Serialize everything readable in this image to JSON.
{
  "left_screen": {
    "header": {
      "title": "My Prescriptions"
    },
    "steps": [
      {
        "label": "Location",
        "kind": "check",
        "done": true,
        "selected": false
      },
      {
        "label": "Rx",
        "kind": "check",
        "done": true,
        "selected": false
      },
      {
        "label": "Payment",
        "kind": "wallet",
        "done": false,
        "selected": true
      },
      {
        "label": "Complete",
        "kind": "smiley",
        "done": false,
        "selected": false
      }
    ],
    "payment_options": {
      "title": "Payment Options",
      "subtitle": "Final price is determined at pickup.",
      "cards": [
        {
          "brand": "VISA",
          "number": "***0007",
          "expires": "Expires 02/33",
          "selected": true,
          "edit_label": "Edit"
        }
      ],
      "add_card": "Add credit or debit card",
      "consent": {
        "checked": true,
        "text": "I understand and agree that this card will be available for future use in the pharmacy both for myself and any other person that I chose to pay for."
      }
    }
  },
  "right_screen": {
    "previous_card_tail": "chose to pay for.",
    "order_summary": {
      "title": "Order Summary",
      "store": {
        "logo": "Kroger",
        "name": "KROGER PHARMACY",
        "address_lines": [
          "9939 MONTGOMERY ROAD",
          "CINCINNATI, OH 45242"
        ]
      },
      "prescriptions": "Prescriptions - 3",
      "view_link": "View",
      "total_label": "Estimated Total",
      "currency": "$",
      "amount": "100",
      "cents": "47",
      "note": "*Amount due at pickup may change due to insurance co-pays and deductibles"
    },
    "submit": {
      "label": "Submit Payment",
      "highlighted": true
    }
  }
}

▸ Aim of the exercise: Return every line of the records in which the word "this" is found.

▸ Answer space:
Serialize everything readable in this image to JSON.
        "text": "I understand and agree that this card will be available for future use in the pharmacy both for myself and any other person that I chose to pay for."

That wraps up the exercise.